An excellent site detailing Research, Development, Education and Forums regarding Bioinformatics. On this site you scroll to contents, you find a topic of interest and then click to jump to the full explanation. Considerable information is available without a login or membership, however freemembership is available to BiO.
A site associated with the Human Genome Project and typical of the high standards of this project. This page provides a brief introduction suitable for high school, while the links are only for professionals. The one review article provides fascinating background for the mathematically astute.
Molecular biology, gene regulation, Mendelian genetics, recombinant DNA and so forth
MIT Introduction to Biology: http://ocw.mit.edu/OcwWeb/Biology/

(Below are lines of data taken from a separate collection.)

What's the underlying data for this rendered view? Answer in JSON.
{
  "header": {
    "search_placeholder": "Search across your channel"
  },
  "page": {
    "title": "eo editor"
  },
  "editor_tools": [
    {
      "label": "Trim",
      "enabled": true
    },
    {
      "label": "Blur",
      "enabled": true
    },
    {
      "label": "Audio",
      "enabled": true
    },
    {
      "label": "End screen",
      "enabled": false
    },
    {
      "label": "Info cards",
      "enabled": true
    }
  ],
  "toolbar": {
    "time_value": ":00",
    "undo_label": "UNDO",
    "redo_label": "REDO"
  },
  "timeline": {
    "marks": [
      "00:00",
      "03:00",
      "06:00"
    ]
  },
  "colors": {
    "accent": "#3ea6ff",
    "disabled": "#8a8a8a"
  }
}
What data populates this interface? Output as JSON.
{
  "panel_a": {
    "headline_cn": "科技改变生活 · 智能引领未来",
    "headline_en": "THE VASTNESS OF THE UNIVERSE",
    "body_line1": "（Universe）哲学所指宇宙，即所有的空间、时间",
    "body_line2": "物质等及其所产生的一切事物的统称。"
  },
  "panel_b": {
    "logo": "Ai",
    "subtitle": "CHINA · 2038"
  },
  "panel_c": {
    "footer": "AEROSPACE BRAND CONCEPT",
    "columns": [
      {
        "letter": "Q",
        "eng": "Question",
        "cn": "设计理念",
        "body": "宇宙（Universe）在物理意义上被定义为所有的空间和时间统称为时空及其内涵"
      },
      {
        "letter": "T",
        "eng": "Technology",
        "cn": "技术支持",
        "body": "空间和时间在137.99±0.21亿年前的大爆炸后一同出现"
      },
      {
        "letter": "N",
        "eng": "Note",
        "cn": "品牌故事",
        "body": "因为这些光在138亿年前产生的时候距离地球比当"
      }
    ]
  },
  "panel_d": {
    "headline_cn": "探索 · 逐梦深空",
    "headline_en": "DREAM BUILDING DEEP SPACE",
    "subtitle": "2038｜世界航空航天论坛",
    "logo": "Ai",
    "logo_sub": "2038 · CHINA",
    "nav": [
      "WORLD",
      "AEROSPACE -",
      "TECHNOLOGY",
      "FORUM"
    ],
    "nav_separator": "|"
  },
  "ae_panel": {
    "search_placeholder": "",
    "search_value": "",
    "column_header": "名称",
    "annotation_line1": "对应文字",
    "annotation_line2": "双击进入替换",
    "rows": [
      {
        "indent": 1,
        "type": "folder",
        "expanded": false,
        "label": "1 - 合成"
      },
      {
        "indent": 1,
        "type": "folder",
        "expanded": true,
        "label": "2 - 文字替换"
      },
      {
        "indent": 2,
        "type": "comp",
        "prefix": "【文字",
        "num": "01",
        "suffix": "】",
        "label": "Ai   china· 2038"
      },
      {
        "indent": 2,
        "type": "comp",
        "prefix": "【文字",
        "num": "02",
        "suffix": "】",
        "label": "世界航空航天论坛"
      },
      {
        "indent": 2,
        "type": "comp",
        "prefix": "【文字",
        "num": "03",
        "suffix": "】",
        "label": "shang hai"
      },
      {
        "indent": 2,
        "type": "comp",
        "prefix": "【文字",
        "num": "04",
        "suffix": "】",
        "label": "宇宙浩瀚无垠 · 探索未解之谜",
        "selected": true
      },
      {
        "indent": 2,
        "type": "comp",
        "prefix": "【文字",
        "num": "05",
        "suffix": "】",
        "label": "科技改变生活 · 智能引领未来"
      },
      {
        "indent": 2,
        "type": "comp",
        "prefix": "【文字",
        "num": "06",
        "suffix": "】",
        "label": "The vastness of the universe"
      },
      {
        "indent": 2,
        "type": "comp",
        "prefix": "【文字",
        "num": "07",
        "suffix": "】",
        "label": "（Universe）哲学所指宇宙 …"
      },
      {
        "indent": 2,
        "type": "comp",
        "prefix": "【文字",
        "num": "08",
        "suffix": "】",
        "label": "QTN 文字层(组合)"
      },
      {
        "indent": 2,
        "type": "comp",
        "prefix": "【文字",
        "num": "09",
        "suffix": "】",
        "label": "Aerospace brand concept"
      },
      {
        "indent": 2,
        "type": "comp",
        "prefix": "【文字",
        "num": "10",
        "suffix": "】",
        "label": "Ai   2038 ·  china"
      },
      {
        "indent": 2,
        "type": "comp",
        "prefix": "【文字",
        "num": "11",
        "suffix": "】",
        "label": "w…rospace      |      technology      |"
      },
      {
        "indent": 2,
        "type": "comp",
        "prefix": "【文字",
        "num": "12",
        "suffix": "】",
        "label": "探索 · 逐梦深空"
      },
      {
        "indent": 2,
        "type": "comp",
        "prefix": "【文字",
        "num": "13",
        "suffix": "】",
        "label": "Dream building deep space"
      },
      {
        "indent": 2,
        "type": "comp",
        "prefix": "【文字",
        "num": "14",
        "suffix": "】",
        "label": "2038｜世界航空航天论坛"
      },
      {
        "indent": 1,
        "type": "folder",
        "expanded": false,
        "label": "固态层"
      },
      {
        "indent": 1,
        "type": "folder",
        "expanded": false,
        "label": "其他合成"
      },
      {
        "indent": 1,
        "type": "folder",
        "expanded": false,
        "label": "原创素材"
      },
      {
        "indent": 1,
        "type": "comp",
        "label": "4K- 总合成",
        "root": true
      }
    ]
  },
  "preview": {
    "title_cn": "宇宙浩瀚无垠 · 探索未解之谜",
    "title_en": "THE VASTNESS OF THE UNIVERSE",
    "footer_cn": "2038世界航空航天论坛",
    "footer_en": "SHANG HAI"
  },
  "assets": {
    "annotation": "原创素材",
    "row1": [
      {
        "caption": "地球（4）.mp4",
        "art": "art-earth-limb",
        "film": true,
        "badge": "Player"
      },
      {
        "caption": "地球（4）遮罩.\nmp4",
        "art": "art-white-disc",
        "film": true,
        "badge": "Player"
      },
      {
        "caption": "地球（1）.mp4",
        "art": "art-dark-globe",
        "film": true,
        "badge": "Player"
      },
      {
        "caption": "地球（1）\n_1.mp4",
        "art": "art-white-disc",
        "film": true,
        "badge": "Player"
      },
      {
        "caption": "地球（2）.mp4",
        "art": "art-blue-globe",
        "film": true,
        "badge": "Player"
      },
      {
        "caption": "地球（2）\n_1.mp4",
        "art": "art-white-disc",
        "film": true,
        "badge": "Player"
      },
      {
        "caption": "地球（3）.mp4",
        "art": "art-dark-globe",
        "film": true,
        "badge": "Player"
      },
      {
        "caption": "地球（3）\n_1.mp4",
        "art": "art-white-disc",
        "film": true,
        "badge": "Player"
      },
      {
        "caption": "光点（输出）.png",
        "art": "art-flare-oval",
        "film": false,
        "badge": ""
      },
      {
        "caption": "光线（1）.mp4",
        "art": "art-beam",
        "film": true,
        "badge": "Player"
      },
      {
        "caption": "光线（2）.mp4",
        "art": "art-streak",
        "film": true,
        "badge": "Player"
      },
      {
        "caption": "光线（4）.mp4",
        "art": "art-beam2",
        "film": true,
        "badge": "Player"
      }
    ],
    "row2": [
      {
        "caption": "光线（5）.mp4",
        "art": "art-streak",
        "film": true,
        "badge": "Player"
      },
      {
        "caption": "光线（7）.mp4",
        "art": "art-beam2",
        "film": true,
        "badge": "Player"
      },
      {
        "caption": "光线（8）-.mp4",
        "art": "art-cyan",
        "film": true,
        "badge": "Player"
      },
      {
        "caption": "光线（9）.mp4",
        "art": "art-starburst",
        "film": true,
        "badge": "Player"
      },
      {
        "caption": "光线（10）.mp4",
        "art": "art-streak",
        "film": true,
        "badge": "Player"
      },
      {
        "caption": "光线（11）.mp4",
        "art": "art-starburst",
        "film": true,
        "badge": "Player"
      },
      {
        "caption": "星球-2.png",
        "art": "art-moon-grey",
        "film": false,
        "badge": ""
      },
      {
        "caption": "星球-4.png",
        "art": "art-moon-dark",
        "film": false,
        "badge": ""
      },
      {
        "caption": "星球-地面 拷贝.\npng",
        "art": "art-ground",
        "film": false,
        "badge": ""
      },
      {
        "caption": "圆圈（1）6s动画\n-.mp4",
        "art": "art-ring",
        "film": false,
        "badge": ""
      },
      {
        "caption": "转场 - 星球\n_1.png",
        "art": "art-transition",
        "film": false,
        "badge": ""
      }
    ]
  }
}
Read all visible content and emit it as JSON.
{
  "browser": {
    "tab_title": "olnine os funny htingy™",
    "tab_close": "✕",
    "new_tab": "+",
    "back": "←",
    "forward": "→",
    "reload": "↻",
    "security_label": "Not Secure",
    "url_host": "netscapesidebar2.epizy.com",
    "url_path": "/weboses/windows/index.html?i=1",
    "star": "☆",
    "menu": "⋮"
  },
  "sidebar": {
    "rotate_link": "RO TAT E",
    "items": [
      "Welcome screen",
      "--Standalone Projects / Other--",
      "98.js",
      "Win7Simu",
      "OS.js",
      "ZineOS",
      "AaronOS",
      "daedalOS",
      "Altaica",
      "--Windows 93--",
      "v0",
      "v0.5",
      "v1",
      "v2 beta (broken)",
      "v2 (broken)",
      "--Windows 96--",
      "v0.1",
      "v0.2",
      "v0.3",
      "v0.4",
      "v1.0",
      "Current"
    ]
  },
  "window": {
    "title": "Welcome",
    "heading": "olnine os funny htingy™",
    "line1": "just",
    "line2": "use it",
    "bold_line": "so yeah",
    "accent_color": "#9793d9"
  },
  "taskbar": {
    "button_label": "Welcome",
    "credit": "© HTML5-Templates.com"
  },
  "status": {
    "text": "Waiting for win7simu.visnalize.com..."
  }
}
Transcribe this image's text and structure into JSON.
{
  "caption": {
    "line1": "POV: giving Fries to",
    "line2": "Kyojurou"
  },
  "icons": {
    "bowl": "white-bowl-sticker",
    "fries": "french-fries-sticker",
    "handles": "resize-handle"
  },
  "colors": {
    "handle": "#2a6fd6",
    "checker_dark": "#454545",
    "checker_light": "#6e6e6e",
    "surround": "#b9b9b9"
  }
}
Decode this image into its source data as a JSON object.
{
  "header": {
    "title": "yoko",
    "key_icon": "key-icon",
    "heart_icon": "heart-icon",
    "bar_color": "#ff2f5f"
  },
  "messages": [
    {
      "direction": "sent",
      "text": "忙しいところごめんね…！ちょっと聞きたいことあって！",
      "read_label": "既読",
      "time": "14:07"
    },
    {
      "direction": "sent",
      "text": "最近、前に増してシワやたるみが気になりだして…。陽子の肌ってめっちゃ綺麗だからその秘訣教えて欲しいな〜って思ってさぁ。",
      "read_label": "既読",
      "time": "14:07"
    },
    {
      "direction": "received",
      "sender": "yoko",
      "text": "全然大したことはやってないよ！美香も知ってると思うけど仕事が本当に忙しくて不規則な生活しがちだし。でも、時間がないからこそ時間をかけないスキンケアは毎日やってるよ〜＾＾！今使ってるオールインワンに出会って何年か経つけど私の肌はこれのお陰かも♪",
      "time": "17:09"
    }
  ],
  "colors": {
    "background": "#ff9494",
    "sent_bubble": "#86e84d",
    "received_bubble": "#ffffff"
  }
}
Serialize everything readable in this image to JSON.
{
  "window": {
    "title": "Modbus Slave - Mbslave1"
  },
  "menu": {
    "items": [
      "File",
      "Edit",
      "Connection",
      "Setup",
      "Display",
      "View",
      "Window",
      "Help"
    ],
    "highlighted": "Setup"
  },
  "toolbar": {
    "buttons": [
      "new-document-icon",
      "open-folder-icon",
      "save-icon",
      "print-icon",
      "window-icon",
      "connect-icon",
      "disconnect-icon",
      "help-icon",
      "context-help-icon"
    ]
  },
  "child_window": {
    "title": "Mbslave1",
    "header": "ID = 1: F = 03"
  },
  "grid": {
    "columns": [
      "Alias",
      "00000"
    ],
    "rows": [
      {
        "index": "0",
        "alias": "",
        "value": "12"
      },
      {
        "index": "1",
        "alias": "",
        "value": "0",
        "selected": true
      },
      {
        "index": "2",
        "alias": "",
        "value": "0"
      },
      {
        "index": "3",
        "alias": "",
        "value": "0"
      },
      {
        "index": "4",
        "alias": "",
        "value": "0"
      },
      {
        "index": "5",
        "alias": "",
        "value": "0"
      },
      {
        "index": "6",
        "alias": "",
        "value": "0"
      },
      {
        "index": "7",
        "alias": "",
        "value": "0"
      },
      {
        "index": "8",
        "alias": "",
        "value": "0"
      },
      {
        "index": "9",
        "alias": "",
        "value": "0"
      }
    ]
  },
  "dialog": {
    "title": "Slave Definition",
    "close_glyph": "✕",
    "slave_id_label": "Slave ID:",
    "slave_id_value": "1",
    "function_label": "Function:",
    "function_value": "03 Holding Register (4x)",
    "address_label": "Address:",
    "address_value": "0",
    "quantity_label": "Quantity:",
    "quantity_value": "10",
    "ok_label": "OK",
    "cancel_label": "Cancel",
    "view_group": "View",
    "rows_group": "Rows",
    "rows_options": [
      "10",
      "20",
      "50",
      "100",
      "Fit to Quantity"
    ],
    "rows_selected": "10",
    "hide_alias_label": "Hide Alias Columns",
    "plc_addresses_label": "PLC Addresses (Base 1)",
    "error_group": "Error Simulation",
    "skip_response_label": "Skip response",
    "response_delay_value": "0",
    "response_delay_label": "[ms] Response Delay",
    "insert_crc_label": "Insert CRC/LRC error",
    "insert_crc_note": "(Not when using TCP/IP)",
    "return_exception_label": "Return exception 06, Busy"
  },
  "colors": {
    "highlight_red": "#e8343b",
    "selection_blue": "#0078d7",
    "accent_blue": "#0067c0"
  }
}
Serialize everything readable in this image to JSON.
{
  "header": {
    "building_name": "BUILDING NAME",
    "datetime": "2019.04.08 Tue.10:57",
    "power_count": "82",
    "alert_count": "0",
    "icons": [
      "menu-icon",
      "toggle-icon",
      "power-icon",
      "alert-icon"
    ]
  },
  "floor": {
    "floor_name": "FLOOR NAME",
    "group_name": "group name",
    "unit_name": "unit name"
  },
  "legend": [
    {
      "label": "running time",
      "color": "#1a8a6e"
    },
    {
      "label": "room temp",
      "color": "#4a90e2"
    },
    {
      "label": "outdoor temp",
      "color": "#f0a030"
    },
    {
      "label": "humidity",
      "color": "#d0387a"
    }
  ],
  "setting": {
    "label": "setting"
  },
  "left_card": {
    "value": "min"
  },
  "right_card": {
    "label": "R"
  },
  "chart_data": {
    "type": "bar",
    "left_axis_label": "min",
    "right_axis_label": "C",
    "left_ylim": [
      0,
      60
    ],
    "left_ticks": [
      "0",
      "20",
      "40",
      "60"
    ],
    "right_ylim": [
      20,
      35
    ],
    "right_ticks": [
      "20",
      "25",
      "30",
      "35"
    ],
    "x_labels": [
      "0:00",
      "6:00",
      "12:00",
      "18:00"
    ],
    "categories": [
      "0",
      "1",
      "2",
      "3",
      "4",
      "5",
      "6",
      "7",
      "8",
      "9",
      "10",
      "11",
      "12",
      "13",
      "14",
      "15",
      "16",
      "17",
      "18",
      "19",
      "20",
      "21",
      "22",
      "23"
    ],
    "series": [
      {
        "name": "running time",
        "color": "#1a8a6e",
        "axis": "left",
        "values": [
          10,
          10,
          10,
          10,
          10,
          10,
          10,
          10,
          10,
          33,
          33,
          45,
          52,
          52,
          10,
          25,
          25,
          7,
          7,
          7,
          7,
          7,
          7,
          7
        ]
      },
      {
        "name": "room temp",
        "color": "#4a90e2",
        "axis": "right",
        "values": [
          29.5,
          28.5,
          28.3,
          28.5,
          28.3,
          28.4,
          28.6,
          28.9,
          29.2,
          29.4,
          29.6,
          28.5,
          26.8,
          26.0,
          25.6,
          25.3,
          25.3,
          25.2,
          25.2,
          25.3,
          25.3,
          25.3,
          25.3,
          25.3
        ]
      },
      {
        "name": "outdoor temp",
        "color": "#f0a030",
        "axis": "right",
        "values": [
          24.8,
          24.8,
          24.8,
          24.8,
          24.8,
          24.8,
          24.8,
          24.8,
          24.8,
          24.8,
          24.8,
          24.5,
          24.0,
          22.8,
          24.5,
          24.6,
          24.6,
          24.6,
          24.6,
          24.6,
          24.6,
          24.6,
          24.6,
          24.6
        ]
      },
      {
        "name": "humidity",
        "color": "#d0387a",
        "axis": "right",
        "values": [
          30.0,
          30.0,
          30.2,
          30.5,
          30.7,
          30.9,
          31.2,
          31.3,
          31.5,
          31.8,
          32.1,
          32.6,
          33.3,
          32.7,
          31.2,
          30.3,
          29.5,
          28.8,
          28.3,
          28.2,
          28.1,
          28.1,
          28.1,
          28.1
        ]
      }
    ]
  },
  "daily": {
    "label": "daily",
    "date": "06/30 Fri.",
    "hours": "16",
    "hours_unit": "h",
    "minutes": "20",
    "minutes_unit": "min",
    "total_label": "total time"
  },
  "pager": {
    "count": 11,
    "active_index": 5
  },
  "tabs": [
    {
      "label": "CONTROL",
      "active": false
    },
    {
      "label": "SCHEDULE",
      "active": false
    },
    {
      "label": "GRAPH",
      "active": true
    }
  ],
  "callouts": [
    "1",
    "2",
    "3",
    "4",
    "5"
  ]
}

The Introductory Biology courses (7.012, 7.013 and 7.014) and associated problem sets are for the academically advanced student. See any of the three courses for additional information. Watching a lecture is an excellent way to gain insight into the connections between the concepts. You may choose your favorite professor such as Eric Lander, (Homework: look him up in Campbell or the web).
Not everything is DNA in the World of Genetics and Evolution
RNA Interference for Gene Silencing
In 2006 we asked a single question on RNAi. ~99% missed it.
http://www.hhmi.org/biointeractive/rna/rnadiversity/index.htmlOutlining the diversity of RNA: mRNA, tRNA, RNAi, ribozymes, ribonuclease P, ribosome, siRNA.
“Just as nucleic acids can carry out enzymatic reactions, proteins can be genes.”
For open and semi-final exams read:
Focus on the concept not the details. Know that proteins can act as genes.
Prion Diseases and BSE Crisis: Classic article found everywhere. http://chekhov.cs.vt.edu/2006/papers/PrusnerSciencePrions.pdf
Advanced reading, only required for finalists.
Human Genome Project: Exploring Our Molecular Selves – Historical
This site is for teachers who incorporate historical perspectives into lesson plans.
Genes, Variation and History: Review of Genetics & Evolution
How to Sequence a Genome: Brief, well-written summary with each step explained. http://www.genome.gov/Pages/Education/Kit/main.cfm?pageid=92
Just for fun and interest
Three current “Findings” from the NIH and crossword puzzles based on these articles.
Provided by http://teacher.sanjuan.edu/webpages/dkaragianes/resources.cfm?subpage=95524
Another good study resource can be found HERE.
Finally, a good tutorial about evolution can be found HERE.